- _Exercise prompt_
All of the records must be restated exactly, with every line complete.

- _Data records for software interfaces_

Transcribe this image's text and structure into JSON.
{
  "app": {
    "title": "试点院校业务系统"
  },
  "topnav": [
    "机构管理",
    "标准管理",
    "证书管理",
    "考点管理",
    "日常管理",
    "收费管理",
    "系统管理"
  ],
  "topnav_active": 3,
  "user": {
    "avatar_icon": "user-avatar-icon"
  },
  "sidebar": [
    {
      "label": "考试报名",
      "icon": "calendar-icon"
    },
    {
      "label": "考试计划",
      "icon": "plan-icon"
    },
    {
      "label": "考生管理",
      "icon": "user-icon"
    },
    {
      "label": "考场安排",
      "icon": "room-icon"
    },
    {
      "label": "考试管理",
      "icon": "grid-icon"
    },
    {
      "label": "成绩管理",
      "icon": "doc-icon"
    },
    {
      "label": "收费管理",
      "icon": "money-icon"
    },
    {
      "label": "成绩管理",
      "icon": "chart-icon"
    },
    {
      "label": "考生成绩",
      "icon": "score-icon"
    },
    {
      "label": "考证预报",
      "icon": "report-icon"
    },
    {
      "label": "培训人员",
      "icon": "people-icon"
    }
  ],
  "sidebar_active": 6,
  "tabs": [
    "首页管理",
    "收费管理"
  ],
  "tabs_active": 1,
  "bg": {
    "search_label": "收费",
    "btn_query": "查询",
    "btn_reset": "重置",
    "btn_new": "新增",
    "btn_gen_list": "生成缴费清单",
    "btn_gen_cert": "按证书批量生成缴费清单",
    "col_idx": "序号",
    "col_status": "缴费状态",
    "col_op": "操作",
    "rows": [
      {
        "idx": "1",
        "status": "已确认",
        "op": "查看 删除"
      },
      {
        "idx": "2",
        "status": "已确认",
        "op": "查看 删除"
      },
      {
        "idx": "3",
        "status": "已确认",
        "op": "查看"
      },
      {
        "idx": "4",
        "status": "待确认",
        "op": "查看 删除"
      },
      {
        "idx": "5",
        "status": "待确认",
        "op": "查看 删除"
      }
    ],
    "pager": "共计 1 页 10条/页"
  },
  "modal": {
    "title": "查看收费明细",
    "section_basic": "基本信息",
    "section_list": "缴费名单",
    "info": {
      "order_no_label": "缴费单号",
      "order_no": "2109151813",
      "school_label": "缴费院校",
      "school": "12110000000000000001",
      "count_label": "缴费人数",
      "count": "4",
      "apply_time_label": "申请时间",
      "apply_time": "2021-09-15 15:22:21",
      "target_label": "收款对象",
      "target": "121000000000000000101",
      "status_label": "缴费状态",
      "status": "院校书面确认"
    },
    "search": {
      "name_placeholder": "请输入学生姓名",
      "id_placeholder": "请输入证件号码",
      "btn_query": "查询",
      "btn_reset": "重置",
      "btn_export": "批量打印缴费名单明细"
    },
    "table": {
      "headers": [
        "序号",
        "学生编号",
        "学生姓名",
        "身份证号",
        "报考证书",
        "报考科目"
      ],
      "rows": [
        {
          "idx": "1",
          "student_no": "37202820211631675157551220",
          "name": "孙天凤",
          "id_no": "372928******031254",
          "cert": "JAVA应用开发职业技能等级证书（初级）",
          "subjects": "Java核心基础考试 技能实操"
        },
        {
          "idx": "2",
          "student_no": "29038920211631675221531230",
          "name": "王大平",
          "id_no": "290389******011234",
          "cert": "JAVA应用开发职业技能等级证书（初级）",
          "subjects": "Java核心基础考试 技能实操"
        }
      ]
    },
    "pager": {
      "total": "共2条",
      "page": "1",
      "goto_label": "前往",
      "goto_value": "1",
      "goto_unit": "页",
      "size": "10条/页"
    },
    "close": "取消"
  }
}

- _Answer section_
Transcribe this image's text and structure into JSON.
{
  "app": {
    "title": "试点院校业务系统"
  },
  "topnav": [
    "机构管理",
    "标准管理",
    "证书管理",
    "考点管理",
    "日常管理",
    "收费管理",
    "系统管理"
  ],
  "topnav_active": 3,
  "user": {
    "avatar_icon": "user-avatar-icon"
  },
  "sidebar": [
    {
      "label": "考试报名",
      "icon": "calendar-icon"
    },
    {
      "label": "考试计划",
      "icon": "plan-icon"
    },
    {
      "label": "考生管理",
      "icon": "user-icon"
    },
    {
      "label": "考场安排",
      "icon": "room-icon"
    },
    {
      "label": "考试管理",
      "icon": "grid-icon"
    },
    {
      "label": "成绩管理",
      "icon": "doc-icon"
    },
    {
      "label": "收费管理",
      "icon": "money-icon"
    },
    {
      "label": "成绩管理",
      "icon": "chart-icon"
    },
    {
      "label": "考生成绩",
      "icon": "score-icon"
    },
    {
      "label": "考证预报",
      "icon": "report-icon"
    },
    {
      "label": "培训人员",
      "icon": "people-icon"
    }
  ],
  "sidebar_active": 6,
  "tabs": [
    "首页管理",
    "收费管理"
  ],
  "tabs_active": 1,
  "bg": {
    "search_label": "收费",
    "btn_query": "查询",
    "btn_reset": "重置",
    "btn_new": "新增",
    "btn_gen_list": "生成缴费清单",
    "btn_gen_cert": "按证书批量生成缴费清单",
    "col_idx": "序号",
    "col_status": "缴费状态",
    "col_op": "操作",
    "rows": [
      {
        "idx": "1",
        "status": "已确认",
        "op": "查看 删除"
      },
      {
        "idx": "2",
        "status": "已确认",
        "op": "查看 删除"
      },
      {
        "idx": "3",
        "status": "已确认",
        "op": "查看"
      },
      {
        "idx": "4",
        "status": "待确认",
        "op": "查看 删除"
      },
      {
        "idx": "5",
        "status": "待确认",
        "op": "查看 删除"
      }
    ],
    "pager": "共计 1 页 10条/页"
  },
  "modal": {
    "title": "查看收费明细",
    "section_basic": "基本信息",
    "section_list": "缴费名单",
    "info": {
      "order_no_label": "缴费单号",
      "order_no": "2109151813",
      "school_label": "缴费院校",
      "school": "12110000000000000001",
      "count_label": "缴费人数",
      "count": "4",
      "apply_time_label": "申请时间",
      "apply_time": "2021-09-15 15:22:21",
      "target_label": "收款对象",
      "target": "121000000000000000101",
      "status_label": "缴费状态",
      "status": "院校书面确认"
    },
    "search": {
      "name_placeholder": "请输入学生姓名",
      "id_placeholder": "请输入证件号码",
      "btn_query": "查询",
      "btn_reset": "重置",
      "btn_export": "批量打印缴费名单明细"
    },
    "table": {
      "headers": [
        "序号",
        "学生编号",
        "学生姓名",
        "身份证号",
        "报考证书",
        "报考科目"
      ],
      "rows": [
        {
          "idx": "1",
          "student_no": "37202820211631675157551220",
          "name": "孙天凤",
          "id_no": "372928******031254",
          "cert": "JAVA应用开发职业技能等级证书（初级）",
          "subjects": "Java核心基础考试 技能实操"
        },
        {
          "idx": "2",
          "student_no": "29038920211631675221531230",
          "name": "王大平",
          "id_no": "290389******011234",
          "cert": "JAVA应用开发职业技能等级证书（初级）",
          "subjects": "Java核心基础考试 技能实操"
        }
      ]
    },
    "pager": {
      "total": "共2条",
      "page": "1",
      "goto_label": "前往",
      "goto_value": "1",
      "goto_unit": "页",
      "size": "10条/页"
    },
    "close": "取消"
  }
}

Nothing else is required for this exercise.